My buddies, who were all drinking beer by this time thought my exhibition was for them and were laughing when I all but cut a furrow in the beach with my fingers and toes. Now here is the ignorance of people in 1974 concerning Great White sharks.
“Oh, it was a seal? Don’t worry, cause if there are seals present, they scare away the sharks!” To this day I can see that big seal staring at me and now I know the truth. Sharks eat seals. A few short months later, I was out of the service and the war and I tied my horse in Baytown. My brothers and I went to Galveston to swim in the Gulf and 2 weeks after that? We saw Jaws! I got to relive my experience all over again and one of the fellows in that movie was named Bert of all things! Remember him? He was on the dock that got pulled out and had to swim back! “Swim Bert!”
People forget what this movie did to us in 1975. It was traumatic to put it mildly. I remember a couple of airmen and I went to Universal Studios before I departed the Air Force and there was a mock-up of the Jaws shark hanging from a big structure and we looked at it and laughed. I think it was about 25 feet long and 6 feet thick. We put it in the same category as King Kong and just as likely. It turns out, according to the record books the record stands at 36 feet. What?

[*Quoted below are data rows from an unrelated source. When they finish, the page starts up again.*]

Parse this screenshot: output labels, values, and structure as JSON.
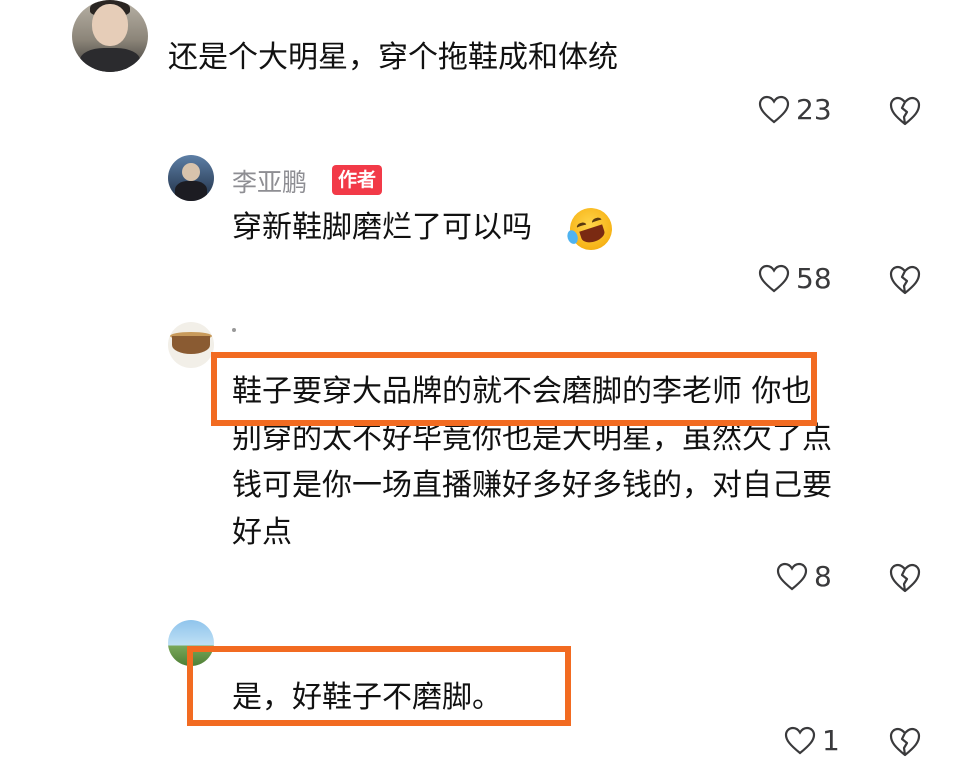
{
  "comments": [
    {
      "text": "还是个大明星，穿个拖鞋成和体统",
      "likes": "23"
    }
  ],
  "reply_author": {
    "name": "李亚鹏",
    "badge": "作者",
    "text": "穿新鞋脚磨烂了可以吗",
    "likes": "58"
  },
  "reply2": {
    "lines": [
      "鞋子要穿大品牌的就不会磨脚的李老师  你也",
      "别穿的太不好毕竟你也是大明星，虽然欠了点",
      "钱可是你一场直播赚好多好多钱的，对自己要",
      "好点"
    ],
    "likes": "8"
  },
  "reply3": {
    "text": "是，好鞋子不磨脚。",
    "likes": "1"
  },
  "colors": {
    "highlight_border": "#f26b21",
    "badge_bg": "#f23a48",
    "username": "#8e8e93"
  },
  "icons": [
    "heart-outline-icon",
    "broken-heart-icon",
    "laugh-cry-emoji-icon"
  ]
}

There’s no moral to this story that I can tell and just a memory that surfaced like that seal did. I know one thing. After watching the movie Jaws, I was so scared of water that for 6 months, I had trouble sitting on the throne!